(Data records)
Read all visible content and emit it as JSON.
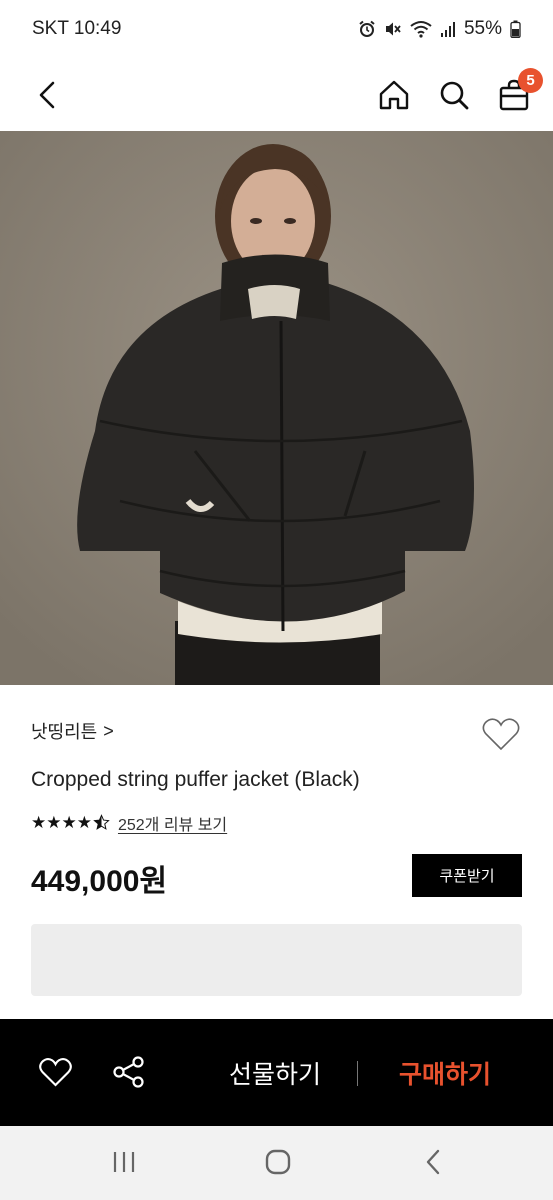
{
  "status_bar": {
    "carrier_time": "SKT 10:49",
    "battery": "55%",
    "icons": [
      "alarm-icon",
      "mute-icon",
      "wifi-icon",
      "signal-icon",
      "battery-icon"
    ]
  },
  "top_nav": {
    "back_icon": "chevron-left-icon",
    "home_icon": "home-icon",
    "search_icon": "search-icon",
    "cart_icon": "shopping-bag-icon",
    "cart_count": "5",
    "accent": "#e8522e"
  },
  "product": {
    "image": "product-photo",
    "brand": "낫띵리튼",
    "brand_chevron": ">",
    "name": "Cropped string puffer jacket (Black)",
    "rating": 4.5,
    "stars": "★★★★",
    "review_link": "252개 리뷰 보기",
    "price": "449,000원",
    "coupon_button": "쿠폰받기",
    "wishlist_icon": "heart-outline-icon"
  },
  "bottom_bar": {
    "like_icon": "heart-outline-icon",
    "share_icon": "share-icon",
    "gift_button": "선물하기",
    "buy_button": "구매하기",
    "buy_color": "#e8522e"
  },
  "system_nav": {
    "recents_icon": "recents-icon",
    "home_icon": "home-circle-icon",
    "back_icon": "back-icon"
  }
}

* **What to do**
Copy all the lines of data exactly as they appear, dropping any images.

* **Your response**
Read all visible content and emit it as JSON.
{
  "status_bar": {
    "carrier_time": "SKT 10:49",
    "battery": "55%",
    "icons": [
      "alarm-icon",
      "mute-icon",
      "wifi-icon",
      "signal-icon",
      "battery-icon"
    ]
  },
  "top_nav": {
    "back_icon": "chevron-left-icon",
    "home_icon": "home-icon",
    "search_icon": "search-icon",
    "cart_icon": "shopping-bag-icon",
    "cart_count": "5",
    "accent": "#e8522e"
  },
  "product": {
    "image": "product-photo",
    "brand": "낫띵리튼",
    "brand_chevron": ">",
    "name": "Cropped string puffer jacket (Black)",
    "rating": 4.5,
    "stars": "★★★★",
    "review_link": "252개 리뷰 보기",
    "price": "449,000원",
    "coupon_button": "쿠폰받기",
    "wishlist_icon": "heart-outline-icon"
  },
  "bottom_bar": {
    "like_icon": "heart-outline-icon",
    "share_icon": "share-icon",
    "gift_button": "선물하기",
    "buy_button": "구매하기",
    "buy_color": "#e8522e"
  },
  "system_nav": {
    "recents_icon": "recents-icon",
    "home_icon": "home-circle-icon",
    "back_icon": "back-icon"
  }
}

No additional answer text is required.